§ INSTRUCTIONS TO FOLLOW
Please work out how many lines below contain the word "condition", and reply with only that number.

§ DATA
====
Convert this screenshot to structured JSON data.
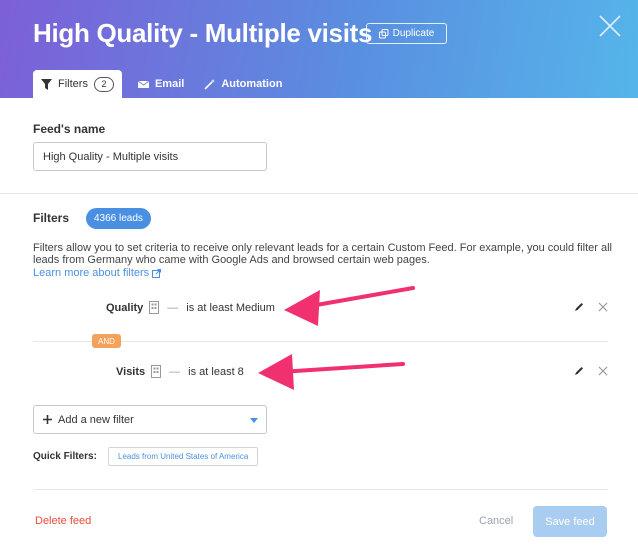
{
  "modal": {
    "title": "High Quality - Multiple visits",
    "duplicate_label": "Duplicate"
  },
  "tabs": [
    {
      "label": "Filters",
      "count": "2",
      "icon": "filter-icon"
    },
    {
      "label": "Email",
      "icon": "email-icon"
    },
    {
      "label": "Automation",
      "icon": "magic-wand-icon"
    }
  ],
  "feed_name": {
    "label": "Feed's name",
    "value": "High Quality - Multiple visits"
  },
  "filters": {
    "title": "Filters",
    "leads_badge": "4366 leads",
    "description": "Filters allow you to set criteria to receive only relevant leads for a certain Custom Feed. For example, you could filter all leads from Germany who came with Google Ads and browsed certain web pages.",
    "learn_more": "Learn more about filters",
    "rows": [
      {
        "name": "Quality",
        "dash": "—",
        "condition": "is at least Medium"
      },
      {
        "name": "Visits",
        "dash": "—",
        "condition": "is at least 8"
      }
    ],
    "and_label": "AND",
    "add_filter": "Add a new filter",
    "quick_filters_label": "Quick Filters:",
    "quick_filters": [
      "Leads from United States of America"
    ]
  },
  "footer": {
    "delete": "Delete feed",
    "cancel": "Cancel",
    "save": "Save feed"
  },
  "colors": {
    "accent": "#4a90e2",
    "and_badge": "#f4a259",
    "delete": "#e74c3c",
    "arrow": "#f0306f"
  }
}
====
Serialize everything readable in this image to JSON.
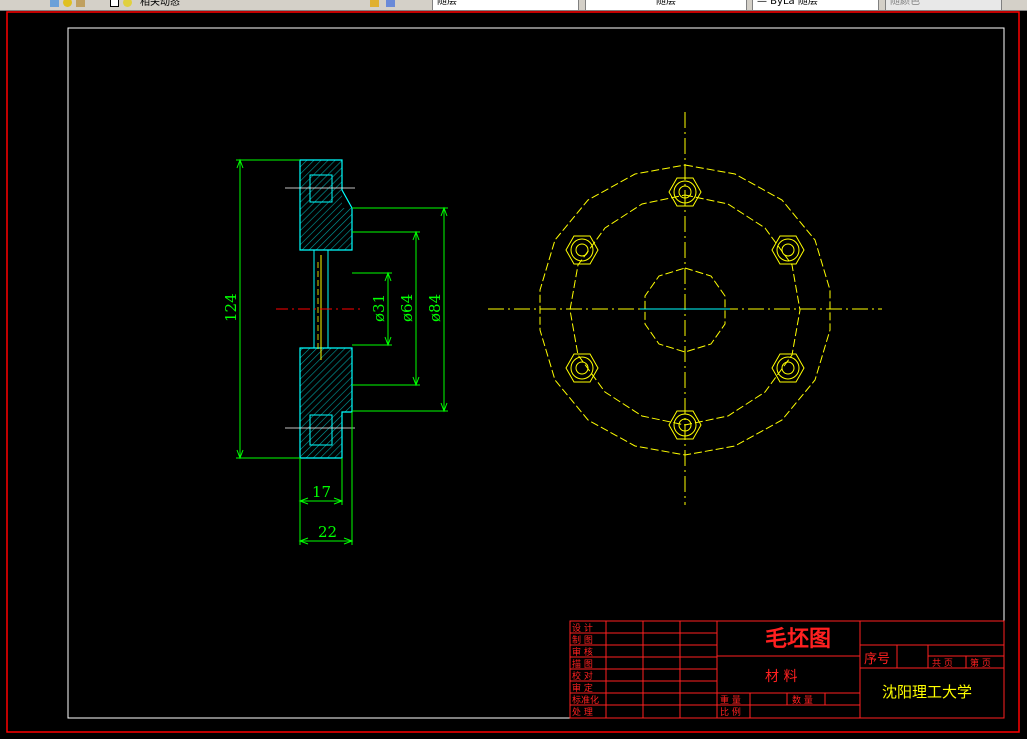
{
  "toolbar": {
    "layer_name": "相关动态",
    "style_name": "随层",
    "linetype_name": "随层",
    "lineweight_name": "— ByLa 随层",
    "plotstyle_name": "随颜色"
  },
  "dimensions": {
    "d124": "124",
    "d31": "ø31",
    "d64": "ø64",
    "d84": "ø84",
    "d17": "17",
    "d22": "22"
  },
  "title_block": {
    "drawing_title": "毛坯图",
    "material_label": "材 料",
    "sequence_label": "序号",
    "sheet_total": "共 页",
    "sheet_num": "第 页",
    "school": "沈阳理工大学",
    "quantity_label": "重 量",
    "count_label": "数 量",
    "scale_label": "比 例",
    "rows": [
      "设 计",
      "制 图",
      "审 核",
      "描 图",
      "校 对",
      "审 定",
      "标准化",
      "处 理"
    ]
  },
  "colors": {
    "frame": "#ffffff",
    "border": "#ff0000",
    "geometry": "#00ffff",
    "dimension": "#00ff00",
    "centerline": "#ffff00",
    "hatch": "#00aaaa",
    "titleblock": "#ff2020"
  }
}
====
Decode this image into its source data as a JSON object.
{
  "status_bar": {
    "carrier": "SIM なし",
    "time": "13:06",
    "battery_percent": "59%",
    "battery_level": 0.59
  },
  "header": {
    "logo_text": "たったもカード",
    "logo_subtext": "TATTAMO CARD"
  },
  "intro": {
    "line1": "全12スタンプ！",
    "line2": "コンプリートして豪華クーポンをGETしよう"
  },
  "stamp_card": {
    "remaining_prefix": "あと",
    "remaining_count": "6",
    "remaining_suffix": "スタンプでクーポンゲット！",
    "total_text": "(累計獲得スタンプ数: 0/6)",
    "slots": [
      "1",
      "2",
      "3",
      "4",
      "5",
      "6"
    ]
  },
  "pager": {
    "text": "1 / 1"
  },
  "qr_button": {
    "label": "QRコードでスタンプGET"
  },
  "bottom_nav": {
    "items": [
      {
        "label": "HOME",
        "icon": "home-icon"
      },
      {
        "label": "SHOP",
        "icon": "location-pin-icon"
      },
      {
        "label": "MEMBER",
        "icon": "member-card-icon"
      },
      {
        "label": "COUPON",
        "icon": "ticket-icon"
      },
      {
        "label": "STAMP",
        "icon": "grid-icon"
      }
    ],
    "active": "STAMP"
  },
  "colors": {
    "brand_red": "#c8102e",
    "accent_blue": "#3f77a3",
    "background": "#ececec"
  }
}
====
§ TASK ANSWER
2